And now that I’ve explained to you what they are you probably must be asking yourself: “But how do I understand which are the best ones?” Well, I’ll give you a couple of numbers that I hope will help you sort out that question: so about Keyword Difficulty, as a general rule, I would suggest you that a Keyword Difficulty which is above 80%is probably the most difficult to target for and I wouldn’t suggest pursuing that.
Keywords from 60 to 80 percent are average, which means that it won’t be impossible to rank for them but it also won’t be exactly a piece of cake.
Keywords below 60% are the easiest ones to rank for but also the hardest to find. The same goes for the Competition Level: if a keyword has a competition level of above 0.80 it means that probably a lot of advertisers are already using it or trying to rank for this keyword, which probably means that the user has a transaction intent when looking for that specific keyword.
The keywords from 0.6 to 0.8 are average, which means that there is an average density of advertisers trying to rank for these ones, and the ones below 0.60 are the ones with the least competition.
This could mean two things: either they are just not profitable, or a lot of advertisers in your niche haven’t exactly understood the full potential of these keywords. So…might be a goldmine, might be not.
So now we’re ready for the fourth step in our list which is filtering your master keyword list and finding low competition keywords.

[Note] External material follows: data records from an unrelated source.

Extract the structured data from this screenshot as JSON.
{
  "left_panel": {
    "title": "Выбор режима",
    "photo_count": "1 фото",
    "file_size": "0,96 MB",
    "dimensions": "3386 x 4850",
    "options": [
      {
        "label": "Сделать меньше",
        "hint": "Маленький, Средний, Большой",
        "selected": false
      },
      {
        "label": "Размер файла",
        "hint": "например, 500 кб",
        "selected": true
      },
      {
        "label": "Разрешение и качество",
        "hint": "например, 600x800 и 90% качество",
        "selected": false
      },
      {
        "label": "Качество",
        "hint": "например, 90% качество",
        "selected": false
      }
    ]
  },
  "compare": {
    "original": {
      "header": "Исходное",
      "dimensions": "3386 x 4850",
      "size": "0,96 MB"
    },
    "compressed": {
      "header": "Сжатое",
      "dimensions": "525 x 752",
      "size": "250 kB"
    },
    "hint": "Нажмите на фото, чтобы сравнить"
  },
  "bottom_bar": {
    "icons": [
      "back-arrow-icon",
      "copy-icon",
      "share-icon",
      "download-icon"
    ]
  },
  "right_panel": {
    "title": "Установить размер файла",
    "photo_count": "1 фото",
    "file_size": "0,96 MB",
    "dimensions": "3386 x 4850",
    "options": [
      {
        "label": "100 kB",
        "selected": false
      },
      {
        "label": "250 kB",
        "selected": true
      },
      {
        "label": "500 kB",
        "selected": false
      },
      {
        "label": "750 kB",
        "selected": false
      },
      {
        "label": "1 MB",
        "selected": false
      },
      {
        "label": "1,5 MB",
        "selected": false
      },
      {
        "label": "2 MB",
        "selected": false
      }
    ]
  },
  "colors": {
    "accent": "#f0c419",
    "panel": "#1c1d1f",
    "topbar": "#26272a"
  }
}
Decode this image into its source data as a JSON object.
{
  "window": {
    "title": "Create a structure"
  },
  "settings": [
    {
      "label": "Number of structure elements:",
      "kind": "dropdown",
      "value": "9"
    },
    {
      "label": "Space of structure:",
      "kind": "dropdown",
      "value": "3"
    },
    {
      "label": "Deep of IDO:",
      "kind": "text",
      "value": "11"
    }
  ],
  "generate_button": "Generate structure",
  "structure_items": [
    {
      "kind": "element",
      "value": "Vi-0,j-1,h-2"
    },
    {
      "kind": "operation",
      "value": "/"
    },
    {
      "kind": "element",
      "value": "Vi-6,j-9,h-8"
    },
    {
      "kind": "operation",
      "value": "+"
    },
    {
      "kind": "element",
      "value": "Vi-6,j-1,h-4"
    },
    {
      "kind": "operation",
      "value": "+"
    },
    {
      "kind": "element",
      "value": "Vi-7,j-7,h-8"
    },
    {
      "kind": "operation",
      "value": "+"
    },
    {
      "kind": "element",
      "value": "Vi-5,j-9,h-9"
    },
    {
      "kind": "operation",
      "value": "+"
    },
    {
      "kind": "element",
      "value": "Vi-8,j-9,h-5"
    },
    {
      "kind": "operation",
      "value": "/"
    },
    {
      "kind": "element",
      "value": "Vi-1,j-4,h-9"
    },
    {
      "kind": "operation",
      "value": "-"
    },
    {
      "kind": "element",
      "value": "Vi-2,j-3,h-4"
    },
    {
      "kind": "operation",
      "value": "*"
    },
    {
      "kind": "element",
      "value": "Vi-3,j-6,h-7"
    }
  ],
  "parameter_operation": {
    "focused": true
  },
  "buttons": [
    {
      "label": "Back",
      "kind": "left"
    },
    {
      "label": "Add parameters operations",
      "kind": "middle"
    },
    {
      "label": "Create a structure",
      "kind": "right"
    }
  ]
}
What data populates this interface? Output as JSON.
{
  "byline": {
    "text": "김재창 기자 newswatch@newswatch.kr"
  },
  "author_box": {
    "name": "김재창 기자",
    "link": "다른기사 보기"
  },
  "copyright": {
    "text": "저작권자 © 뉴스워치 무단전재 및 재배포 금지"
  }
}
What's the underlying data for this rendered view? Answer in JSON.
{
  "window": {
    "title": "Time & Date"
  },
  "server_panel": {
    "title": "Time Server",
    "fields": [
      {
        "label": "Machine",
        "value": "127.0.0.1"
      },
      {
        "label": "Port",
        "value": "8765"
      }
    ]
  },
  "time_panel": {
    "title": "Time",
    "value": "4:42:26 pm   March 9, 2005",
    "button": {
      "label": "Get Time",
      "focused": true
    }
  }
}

Start with a filter for Keyword Difficulty to only look at keywords with a KD score which is less than 75, just as I’m showing in the screenshot.
This will allow you to find some very high volume target keywords that won’t be impossible or extremely hard to rank for.
A quick way to estimate what are the best keywords, after you have filtered what we have left just as I have shown you, is to put them inside of the Keyword Manager.
In the Keyword Manager you can enter up to a thousand keywords at a time, and you can create multiple lists.
You’ll be able to refresh the data on all your selected keywords in a simple click so that you will always have the freshest results to create your best strategy.
And also you can look through advanced filters, this will help you understand specific metrics about your keywords and you’ll be able to see if they trigger a featured snippet. Featured snippets are huge for SEO and you should always take note if one keyword, or a lot of your keywordshopefully, can trigger one of these. Because if you write your content in the right way you might be able to take over the featured snippet with your link.
So as we’ve seen keyword research is essential for a business to thrive in the market but you really need to be smart and choose carefully the keywords that you want to target.
So always remember to, first of all, believe in your SEO and, second, follow these steps: Check your competition and build your initial keyword list.
Once you’ve done that, enrich this list with related keywords, phrase match keywords, and question. Then, check your competition and the keyword difficulty of your competitors.
After you’ve implemented, don’t forget to keep doing the research of low competition keywords regularly, and of course, track your rankings to see if they’re growing! Have you ever done anything similar? What’s your process for low competition keywords research? Let me know in the comments below!
Have a nice day, and I’ll see you in the next one!